Claudio and his team started the renovation right away!
Claudio had bought the house a couple of years earlier and had started to do the basic renovations with the structure of the house. He had also removed most of the inner walls as well as the stairs that were taking too much space. After that he had halted the process, waiting for the buyer to make the decisions on what materials and design that he should use and work with.


Casa Colle during its renovation
After the negotiations were done we went back for Easter to sign all the contracts and after that the renovations took off. We started to look at the drawings and decided to take away the lift in favour of larger bathrooms. In the bathrooms we took away the bidets to have a bathtub and a washing machine that we thought were more useful. We also changed the layout on the ground floor, moving the kitchen from the windows to the inner parts in favour of having views from the dinner table.

Can you believe that these stairs on the first floor...
 
...used to look like this?
 

We changed the direction of the stairs in the whole house!
On the second floor we decided to keep the old build-in cupboard and we put up a wall to divide the bedroom from the hallway outside.
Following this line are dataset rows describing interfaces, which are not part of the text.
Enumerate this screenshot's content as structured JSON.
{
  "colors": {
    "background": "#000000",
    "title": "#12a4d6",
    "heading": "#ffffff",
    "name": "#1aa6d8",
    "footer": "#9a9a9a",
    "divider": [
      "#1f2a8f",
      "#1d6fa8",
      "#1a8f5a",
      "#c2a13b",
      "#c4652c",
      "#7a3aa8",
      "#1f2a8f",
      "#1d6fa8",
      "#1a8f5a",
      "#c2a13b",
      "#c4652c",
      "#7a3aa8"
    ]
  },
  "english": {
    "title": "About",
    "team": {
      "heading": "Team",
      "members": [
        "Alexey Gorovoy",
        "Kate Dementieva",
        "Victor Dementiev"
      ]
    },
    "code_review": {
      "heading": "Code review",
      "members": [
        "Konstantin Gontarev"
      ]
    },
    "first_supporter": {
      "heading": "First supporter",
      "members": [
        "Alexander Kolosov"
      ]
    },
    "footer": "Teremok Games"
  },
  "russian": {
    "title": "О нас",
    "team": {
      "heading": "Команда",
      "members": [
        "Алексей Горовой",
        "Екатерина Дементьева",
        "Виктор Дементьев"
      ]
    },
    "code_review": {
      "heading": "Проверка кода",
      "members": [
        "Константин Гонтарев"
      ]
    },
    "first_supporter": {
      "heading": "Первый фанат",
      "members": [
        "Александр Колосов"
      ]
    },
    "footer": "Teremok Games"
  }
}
We put in a chestnut wooden roof and a italian tile floor in a brown/red colour.


The second floor - before the renovation
 

The second floor - after the renovation. We kept the build-in wardrobe!
On the third floor we moved the wall inwards the living room to make a larger terrace where we wanted to sit and watch the breath-taking sunsets! We lifted the roof to the beams and made a chestnut wooden roof.


The before and after for the 3rd floor.

The before and after for the top floor bathroom. We decided to skip the bidets!


This is how the terrace looked before!


And this is now! Much wider, so we have room for lots of tables and chairs!

We then decided on the materials and colours for the floors, ceilings and walls as well as the doors, stairs and railings. It was so much fun! Then we chose where the outlets would be and where the lights and lamps would go.

We had such a great day when we went to buy all the lamps in the local lamp shop!

 

The old fireplace in the house left a hole in the wall


We decided to put an owl in it!
The whole renovation went extremely smoothly – and on time! We were so impressed with how professional it all was and also what good taste Clauido has! It was a true pleasure working with him. And after six months of renovations we finally got to move into the house in end of October! We celebrated with living in it for a month, only eating pasta and drinking Italian wines!

 

In front of our townhouse there is a poem called "A Dream" in Italian.

The plan is to use the house as our second (third?) home, spending as much time as we can there!

See you soon again Italy!
P&P